Harris Ramlee ‘25 woke up one morning this summer to find an unwelcome sleeping companion in his bed: A roughly 15-foot snake, most likely a reticulated python, the world’s longest snake. He was living in a primitive cabin in North Sumatra where he came to study orangutans in the Batu Kapal Conservation Sanctuary.
“I didn’t realize it was a snake that morning until one of my friends screamed. Another day I woke up and saw a monkey trying to steal my clothes. It was an eventful experience,” Ramlee said.
Snakes and monkeys aside, Ramlee discovered through his Purposeful Work internship at the Indonesian conservation sanctuary that he was — surprisingly — right where he needed to be.
Purposeful Work internships have a distinctive developmental structure that help students explore careers that might interest them while benefiting from new lessons and skills gained.
In Ramlee’s case, he knew before his trip to Indonesia that his interest was in marine biology, not wildlife biology. But the work monitoring endangered apes spoke to him — and Ramlee wanted to answer the call.
“It was beyond what I could imagine. I loved every single moment of it,” said Ramlee in a phone interview from his home in Kuala Lumpur, Malaysia. “I don’t know why I chose orangutans. You hear about elephant conservation, but rarely do people know that orangutans are an endangered species. And I am always someone who does something different from others.”
Video clips of the orangutans of the Batu Kapal sanctuary, courtesy of Harris Ramlee ’25.

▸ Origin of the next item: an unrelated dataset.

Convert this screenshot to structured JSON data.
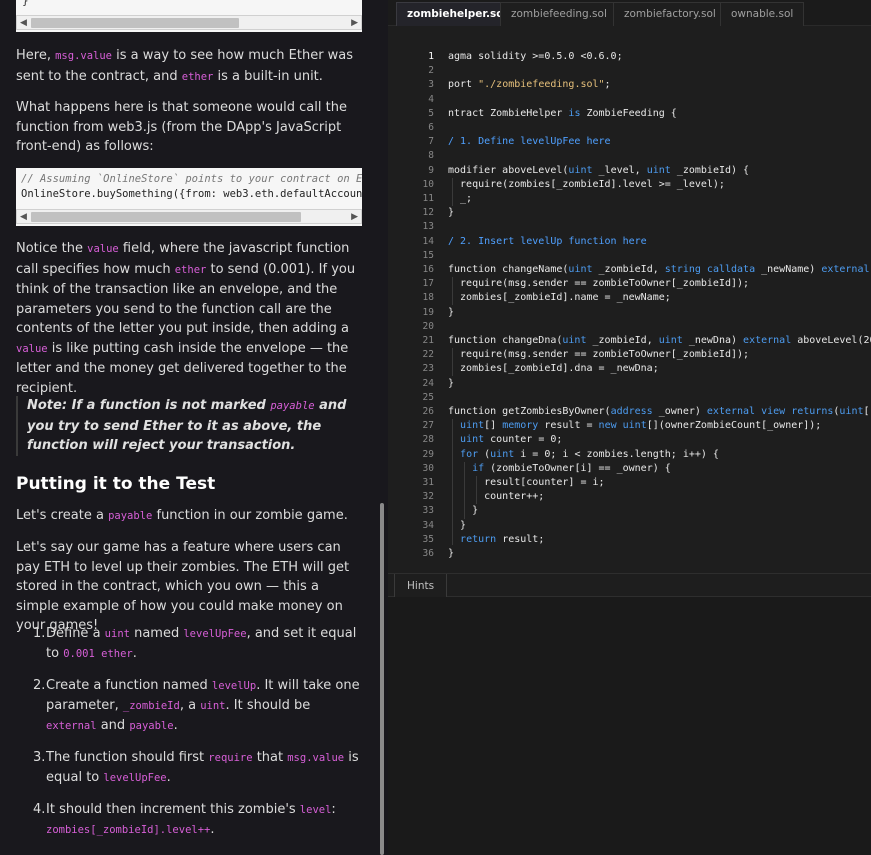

Each summer, Purposeful Work interns take part in weekly check-ins with Bates staff and students to facilitate deeper reflection. This was not possible for Ramlee since he was out of cell range for most of his internship. But Beverly Vari, who oversees the Purposeful Work internship program, told Ramlee they would simply go with Plan B.
Vari spoke with Ramlee before he went into the jungle, communicated with him once through email when he had connectivity, and made a plan for their discussion when he arrived home in Malaysia. It’s all part of guiding students toward life-changing experiences.
“When he returns, we will talk about all those purposeful reflective components, and about a presentation he will give on campus — to pay the knowledge forward,” said Vari, Bates’ associate director for employer engagement and internships.
While in Indonesia, Ramlee helped a team of five other interns identify and map the travel coordinates of 17 wild orangutans in the sanctuary, located near Gunung Leuser National Park, which is part of a UNESCO World Heritage site and home to wild Sumatran tigers, elephants, orangutans, and rhinos.
The orangutans in the sanctuary have been cut off from the national park due to human activity, such as farming and deforestation. Batu Kapal is working to help the apes find travel routes back to the larger orangutan population in the national park.
Once found throughout Southeast Asia and South China, the endangered orangutan is now one of the most threatened species on the planet, found only in parts of Borneo and Sumatra.
Ramlee and his team used GIS mapping to document the movements of the orangutans to try to highlight the areas in the jungle the apes used. They also worked to discourage local farmers from planting palm oil trees, a lucrative crop but one that is harmful to the orangutans because of the tree’s thorny branches. That work sometimes involved Ramlee serving as an interpreter. Because he is Malaysian and his language is similar to Malay, he was able to help his team communicate with the local farmers in Indonesia.
The experience typified a Purposeful Work internship. Ramlee went into the jungle with a narrow expectation: to study and help a wildlife species. But, in the end, he also worked to help build trust between the local people and the research team.
“The language barrier was very challenging. But we tried to manage it. I tried to help translate to English for the team, who came from a few countries in Europe, from England, Holland and Germany,” Ramlee said.
On average, the team saw orangutans four or five days each week, an event that elicited excitement and awe.
In training, they learned to move away from orangutans that made aggressive sounds, which could be considered warning calls. Ramlee said they also learned to stand 35 to 65 feet back from the apes — and never to make eye contact, which the apes could view as a challenge.
“They are wild and you want to keep them as wild as possible. So moving away from them tells them we respect their area,” Ramlee said.
After the internship, Ramlee still felt his primary interest was in marine biology. But he said he would never forget the apes he tried to help, or the people who joined him in that effort.
“Everyone was present. They were not thinking of the need to go on social media, or about playing some game on their phone. Everyone was sharing their experience and sharing stories,” Ramlee said.
“I learned it was not just about taking care of the conservation of orangutans, but also the relationship between the project and the local people. Every single moment at Batu Kapal I was gaining knowledge. Now I’m trying to see what I can do with this knowledge. I have two more years at Bates. I have some time to think about this.”